──────── Supplied records

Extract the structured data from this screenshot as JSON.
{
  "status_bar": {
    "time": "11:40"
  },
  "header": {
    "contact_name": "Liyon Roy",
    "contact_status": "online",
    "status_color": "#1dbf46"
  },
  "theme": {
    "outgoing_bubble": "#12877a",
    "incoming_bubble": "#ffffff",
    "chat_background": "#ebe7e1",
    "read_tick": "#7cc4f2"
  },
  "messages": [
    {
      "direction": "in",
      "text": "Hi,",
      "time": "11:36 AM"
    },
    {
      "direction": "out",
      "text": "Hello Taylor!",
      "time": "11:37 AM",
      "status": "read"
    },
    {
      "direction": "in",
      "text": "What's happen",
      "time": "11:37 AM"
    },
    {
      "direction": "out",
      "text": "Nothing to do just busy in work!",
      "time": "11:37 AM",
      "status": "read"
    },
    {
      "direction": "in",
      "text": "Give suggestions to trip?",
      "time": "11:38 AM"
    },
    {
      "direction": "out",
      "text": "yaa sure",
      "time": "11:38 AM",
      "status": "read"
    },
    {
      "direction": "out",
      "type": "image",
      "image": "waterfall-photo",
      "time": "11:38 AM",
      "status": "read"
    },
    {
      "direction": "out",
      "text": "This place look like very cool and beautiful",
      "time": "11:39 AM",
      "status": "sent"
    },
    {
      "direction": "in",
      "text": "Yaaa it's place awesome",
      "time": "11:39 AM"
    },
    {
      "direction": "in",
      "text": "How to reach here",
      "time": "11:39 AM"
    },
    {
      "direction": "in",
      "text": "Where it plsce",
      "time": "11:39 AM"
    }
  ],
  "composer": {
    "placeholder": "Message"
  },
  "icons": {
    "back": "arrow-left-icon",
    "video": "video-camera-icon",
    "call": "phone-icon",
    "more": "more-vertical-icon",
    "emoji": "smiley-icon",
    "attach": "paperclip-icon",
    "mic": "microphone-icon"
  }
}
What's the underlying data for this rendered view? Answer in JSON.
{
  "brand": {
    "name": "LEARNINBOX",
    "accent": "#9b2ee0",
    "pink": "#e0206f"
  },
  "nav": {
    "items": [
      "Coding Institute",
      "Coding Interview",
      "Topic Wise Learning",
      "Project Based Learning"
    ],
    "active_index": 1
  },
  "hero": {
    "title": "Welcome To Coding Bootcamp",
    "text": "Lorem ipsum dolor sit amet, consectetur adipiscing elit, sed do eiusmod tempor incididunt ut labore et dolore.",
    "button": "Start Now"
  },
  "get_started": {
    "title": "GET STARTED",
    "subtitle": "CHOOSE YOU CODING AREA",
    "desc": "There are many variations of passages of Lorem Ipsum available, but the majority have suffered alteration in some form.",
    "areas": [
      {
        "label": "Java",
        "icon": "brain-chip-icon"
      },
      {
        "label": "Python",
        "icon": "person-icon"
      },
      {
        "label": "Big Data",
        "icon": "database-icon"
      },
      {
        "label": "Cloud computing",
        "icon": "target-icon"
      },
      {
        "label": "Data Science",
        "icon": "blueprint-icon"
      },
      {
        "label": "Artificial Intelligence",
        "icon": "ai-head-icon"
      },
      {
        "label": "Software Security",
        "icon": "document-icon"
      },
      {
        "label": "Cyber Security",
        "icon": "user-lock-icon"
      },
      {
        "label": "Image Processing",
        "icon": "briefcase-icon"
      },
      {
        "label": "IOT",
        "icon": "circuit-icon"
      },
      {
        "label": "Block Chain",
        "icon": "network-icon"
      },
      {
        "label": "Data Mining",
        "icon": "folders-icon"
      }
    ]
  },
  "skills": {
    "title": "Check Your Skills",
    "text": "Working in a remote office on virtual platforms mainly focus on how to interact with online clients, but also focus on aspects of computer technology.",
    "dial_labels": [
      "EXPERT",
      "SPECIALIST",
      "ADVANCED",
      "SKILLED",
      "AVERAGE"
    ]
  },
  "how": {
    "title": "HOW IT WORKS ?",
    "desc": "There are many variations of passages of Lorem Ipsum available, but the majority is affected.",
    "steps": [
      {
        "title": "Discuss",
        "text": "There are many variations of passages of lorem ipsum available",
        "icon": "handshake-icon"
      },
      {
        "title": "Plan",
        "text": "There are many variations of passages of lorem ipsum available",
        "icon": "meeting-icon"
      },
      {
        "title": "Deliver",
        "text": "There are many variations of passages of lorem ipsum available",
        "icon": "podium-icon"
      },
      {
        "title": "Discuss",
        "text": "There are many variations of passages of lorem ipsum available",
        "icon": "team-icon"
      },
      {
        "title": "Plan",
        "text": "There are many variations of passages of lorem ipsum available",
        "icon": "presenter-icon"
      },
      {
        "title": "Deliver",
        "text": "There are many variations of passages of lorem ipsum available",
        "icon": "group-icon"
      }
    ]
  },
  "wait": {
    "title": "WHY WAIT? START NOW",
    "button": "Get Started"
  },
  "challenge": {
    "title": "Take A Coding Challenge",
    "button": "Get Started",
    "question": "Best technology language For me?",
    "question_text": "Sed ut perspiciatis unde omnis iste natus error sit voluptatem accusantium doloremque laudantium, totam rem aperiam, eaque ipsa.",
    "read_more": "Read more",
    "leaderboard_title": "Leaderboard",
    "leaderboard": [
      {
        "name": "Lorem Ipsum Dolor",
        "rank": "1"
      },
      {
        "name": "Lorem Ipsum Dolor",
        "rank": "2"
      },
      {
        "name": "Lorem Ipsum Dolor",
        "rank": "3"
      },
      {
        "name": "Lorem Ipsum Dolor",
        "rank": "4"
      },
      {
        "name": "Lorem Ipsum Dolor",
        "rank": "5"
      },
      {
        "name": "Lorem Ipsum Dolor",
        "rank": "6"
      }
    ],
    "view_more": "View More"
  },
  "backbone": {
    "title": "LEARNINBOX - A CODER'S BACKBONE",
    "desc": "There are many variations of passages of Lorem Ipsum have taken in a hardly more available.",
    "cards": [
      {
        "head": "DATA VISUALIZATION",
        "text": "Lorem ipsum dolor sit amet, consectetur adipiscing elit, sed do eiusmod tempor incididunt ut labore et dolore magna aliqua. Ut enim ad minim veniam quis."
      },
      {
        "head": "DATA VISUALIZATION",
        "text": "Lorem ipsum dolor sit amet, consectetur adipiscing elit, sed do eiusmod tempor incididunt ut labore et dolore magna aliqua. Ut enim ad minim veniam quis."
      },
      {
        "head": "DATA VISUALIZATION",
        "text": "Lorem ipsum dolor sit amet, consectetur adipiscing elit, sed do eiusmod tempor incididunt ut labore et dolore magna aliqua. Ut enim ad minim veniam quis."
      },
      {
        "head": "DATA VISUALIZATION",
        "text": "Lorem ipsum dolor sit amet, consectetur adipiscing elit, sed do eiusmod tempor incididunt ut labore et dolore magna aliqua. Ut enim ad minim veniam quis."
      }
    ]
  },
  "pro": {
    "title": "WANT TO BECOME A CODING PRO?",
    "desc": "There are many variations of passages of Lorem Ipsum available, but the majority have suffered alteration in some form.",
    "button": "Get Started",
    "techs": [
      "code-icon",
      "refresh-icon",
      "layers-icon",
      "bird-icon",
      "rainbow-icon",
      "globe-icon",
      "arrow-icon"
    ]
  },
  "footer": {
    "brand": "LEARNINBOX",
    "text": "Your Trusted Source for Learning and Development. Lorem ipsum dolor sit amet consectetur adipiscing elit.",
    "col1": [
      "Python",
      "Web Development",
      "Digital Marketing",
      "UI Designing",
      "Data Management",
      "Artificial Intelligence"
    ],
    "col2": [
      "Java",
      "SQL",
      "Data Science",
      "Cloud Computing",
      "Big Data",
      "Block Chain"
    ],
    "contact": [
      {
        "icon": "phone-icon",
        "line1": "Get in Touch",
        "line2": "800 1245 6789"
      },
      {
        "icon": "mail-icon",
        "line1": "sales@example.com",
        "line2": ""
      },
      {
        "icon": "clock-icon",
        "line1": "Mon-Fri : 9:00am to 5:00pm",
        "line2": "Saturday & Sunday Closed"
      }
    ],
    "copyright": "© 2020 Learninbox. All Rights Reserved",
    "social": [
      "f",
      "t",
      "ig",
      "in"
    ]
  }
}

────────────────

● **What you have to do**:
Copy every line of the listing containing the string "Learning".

● **Solution for this task**:
      "Topic Wise Learning",
      "Project Based Learning"
    "text": "Your Trusted Source for Learning and Development. Lorem ipsum dolor sit amet consectetur adipiscing elit.",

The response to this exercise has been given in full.